During 161 ASP active recreation sessions, 240 children from 7 schools wore Actigraph GT1M accelerometers and were observed up to 6 times per year, over 3 years. To provide microlevel environmental data, trained observers recorded session times, location, duration, organization, equipment, and number of children and staff. Unadjusted bivariate correlations and multivariable regression analyses were used to assess the influence of microlevel environmental variables on MVPA and SED, with regression models controlling for relevant covariates.
Across all ASP active recreation sessions, children spent 39 ± 15% in MVPA and 16 ± 11% in SED. Session location, boy-to-girl ratio, and duration were significantly related to MVPA in the regression model. For SED, location and duration were significant influences in the model.
Both location and duration appear to be modifiable correlates of group physical activity level, which may serve to inform intervention efforts to promote physical activity in ASP.
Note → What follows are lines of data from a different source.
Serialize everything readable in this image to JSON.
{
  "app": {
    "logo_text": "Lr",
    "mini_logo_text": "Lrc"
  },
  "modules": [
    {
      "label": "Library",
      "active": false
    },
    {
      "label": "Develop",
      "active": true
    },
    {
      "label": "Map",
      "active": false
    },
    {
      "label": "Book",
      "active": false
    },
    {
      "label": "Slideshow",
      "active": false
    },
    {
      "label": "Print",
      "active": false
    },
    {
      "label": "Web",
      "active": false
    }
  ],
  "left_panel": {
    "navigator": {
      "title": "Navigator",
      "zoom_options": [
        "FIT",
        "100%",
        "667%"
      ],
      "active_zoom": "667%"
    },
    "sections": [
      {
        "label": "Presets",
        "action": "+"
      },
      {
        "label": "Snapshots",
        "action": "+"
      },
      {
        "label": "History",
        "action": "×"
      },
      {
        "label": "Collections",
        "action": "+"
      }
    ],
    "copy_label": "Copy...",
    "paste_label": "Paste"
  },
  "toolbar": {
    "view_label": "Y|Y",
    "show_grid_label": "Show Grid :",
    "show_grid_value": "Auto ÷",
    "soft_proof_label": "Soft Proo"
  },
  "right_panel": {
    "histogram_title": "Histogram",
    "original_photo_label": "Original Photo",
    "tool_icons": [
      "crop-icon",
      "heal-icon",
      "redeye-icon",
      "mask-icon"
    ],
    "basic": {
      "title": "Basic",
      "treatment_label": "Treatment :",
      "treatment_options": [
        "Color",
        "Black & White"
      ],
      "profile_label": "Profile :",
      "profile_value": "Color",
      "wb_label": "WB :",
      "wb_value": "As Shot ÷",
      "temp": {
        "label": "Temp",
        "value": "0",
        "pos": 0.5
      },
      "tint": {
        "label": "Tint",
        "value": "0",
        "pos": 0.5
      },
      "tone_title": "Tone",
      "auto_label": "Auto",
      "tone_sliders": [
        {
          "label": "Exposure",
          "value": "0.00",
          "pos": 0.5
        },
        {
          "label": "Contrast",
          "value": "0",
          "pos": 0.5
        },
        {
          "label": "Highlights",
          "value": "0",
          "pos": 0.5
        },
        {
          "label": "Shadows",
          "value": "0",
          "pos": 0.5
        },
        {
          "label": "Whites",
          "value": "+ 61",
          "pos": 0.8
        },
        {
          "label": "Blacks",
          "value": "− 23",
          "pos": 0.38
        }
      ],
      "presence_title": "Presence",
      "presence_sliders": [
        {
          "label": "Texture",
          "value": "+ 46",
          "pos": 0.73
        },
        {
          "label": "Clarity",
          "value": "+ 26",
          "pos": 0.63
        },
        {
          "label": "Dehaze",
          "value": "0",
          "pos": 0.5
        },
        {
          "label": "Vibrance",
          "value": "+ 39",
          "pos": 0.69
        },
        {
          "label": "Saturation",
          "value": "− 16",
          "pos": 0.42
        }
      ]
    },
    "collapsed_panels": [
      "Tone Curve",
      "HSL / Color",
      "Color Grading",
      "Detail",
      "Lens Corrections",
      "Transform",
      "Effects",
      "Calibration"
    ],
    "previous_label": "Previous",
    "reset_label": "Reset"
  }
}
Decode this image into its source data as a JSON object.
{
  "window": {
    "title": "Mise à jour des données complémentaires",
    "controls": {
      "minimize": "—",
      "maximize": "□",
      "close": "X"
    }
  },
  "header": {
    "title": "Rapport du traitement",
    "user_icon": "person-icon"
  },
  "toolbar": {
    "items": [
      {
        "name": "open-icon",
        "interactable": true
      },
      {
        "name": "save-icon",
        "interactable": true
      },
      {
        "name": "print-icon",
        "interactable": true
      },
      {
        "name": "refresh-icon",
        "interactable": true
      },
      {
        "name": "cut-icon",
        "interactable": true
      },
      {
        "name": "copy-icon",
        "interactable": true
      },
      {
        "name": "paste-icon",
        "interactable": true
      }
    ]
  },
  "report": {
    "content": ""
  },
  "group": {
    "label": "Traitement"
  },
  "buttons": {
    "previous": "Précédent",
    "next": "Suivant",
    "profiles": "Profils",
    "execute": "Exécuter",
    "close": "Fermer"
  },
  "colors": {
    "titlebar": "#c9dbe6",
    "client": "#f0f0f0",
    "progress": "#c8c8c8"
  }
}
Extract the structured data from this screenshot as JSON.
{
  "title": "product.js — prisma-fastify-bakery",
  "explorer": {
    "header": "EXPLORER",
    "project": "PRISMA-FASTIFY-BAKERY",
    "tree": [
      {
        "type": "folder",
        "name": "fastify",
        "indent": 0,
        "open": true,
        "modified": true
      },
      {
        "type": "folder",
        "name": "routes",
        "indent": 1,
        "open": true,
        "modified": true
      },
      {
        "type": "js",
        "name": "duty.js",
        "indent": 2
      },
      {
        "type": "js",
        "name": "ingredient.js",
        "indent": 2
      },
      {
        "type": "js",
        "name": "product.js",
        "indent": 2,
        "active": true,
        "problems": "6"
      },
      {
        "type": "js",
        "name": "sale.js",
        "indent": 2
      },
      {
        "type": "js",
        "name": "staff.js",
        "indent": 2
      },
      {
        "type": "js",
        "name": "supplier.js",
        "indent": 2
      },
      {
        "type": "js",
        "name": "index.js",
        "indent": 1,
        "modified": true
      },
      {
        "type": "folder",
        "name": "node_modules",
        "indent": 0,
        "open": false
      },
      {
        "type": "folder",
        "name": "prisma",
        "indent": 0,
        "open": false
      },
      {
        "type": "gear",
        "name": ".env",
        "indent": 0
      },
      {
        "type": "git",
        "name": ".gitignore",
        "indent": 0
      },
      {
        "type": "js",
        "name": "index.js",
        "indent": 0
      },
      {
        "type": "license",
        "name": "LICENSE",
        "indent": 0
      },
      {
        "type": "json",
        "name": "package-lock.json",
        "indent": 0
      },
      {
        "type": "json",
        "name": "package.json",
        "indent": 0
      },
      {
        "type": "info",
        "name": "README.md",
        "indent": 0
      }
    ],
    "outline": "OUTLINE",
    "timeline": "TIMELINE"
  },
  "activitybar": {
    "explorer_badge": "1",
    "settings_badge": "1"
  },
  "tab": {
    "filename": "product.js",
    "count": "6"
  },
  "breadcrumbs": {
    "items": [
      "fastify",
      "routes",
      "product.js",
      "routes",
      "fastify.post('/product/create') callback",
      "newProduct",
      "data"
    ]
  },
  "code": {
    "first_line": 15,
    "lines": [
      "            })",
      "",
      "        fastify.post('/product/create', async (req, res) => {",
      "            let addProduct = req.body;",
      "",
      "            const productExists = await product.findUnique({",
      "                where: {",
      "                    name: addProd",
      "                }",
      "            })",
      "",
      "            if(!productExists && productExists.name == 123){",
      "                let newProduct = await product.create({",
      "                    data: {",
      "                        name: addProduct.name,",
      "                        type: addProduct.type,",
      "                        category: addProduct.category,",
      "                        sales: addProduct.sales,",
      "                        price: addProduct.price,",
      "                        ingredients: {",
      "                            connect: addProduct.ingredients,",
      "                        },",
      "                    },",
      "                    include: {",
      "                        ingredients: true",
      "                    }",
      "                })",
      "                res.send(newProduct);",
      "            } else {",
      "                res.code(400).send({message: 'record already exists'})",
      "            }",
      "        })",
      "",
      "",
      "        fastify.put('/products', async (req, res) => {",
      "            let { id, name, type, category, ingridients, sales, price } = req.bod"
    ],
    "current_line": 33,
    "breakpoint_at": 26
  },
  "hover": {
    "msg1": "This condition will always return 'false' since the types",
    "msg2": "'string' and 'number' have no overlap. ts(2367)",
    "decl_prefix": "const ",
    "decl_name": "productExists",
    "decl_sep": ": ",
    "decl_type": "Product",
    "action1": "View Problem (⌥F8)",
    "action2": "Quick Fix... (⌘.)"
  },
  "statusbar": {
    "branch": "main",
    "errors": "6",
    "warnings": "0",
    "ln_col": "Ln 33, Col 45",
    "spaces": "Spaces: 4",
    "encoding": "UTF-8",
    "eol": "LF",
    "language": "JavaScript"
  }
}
Rosenkranz is with the School of Biomedical and Health Sciences, University of Western Sydney, Australia, and the Dept of Human Nutrition, Kansas State University, Manhattan, KS. Welk is with the Dept of Health and Human Performance, Iowa State University, Ames, IA. Dzewaltowski is with the Dept of Kinesiology, Kansas State University, Manhattan, KS.